The talk went well and, afterwards, Heather and I headed to the parking lot together, and she relayed this memory she had of me from high school. I am going to have to trust her memory on this because I have no recollection of this conversation.
We must have been freshmen or sophomores, and both Heather and I were a part of Model UN (a program that has students simulate the UN experience by studying and then representing a country at a mock United Nations meeting). We were getting ready to head out of town for a weekend competition- my first one- and Heather told me that I needed to wear a suit.
“Why do I need to wear a suit?” I asked.

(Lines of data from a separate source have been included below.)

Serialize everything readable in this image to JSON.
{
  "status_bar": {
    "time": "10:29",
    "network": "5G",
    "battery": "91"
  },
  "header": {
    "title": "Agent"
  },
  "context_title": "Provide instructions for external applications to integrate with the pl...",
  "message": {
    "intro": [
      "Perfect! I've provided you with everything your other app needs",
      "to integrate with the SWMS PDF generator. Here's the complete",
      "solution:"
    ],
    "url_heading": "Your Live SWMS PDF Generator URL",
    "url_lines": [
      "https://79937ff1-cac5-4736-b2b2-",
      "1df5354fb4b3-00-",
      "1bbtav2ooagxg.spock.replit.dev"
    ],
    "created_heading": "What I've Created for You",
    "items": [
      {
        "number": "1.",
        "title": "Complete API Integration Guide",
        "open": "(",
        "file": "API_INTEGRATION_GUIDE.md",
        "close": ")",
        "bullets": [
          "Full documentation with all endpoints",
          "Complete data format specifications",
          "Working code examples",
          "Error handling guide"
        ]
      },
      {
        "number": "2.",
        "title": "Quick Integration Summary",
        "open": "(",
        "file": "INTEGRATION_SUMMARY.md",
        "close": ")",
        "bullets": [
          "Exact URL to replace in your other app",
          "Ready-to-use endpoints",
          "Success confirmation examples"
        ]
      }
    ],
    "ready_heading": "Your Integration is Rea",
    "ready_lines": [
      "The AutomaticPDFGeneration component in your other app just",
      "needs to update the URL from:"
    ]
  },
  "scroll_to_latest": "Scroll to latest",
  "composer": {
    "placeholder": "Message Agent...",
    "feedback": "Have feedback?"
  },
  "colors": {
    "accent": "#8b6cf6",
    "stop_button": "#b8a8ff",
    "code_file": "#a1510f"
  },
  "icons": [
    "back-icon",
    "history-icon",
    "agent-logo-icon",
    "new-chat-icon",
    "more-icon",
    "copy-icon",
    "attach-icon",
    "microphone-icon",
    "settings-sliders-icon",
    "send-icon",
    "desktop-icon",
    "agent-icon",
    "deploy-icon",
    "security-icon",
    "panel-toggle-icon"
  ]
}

“I don’t know,” Heather said. “I just know that’s what people do.”
“Well, that doesn’t make any sense. I’m not going to wear a suit.” I told her. And I didn’t.
Heather remembers this story as a perfect example of my non-comformity. She thought about how she wasn’t inclined to question the stated protocol, and the impression she had from that experience was that I was a girl who thought for herself.
In many ways, that’s true. When it came to personal style in high school, I very much did my own thing (there was an unfortunate scarf and pin period), and I totally would not have felt comfortable wearing a suit. How I dress has a way of putting me in the zone when I am presenting and, to do that, I very much have to show who I am. A suit wouldn’t have done it. I am betting that I wore a bright-colored dress (red or fuchsia) that my mamacita sewed for that UN conference (boy, I wish mamacita still sewed my dresses for me!).
But what Heather didn’t know when she was marveling at my non-conformity was the other part of that story which had very little to do with my disinterest in wearing a suit. My side of the story is that while I wouldn’t have been comfortable wearing a suit, there was no way I could have afforded a suit. Whatever clothes my mother didn’t make for me when I was in high school (and she made all my dresses and skirts), I was responsible for buying with money from my part-time job and babysitting. And there’s just no way I would have had the cash to buy a suit. But I bet, after that conversation with Heather, that I was worried my decision would hurt the team; I bet, for good measure, I wore the nicest dress I owned.
The same story. Two sides. One version shows me as a non-conformist. The other version reveals some of the root of that non-conformity. How interesting, twenty years later, for each of us to get a glimpse into the rest of that story.
As I drove away from the high school, I was struck by how often we are only able to see the experiences, the interactions we have through our own lens. Very rarely are we afforded the whole picture. Sometimes, I’ve been so certain that I knew the whole story when I really didn’t. I just knew my whole story. On the other side of that incompleteness, though, is the opportunity to be aware of and sensitive to how much we don’t know. I hope to always remember that.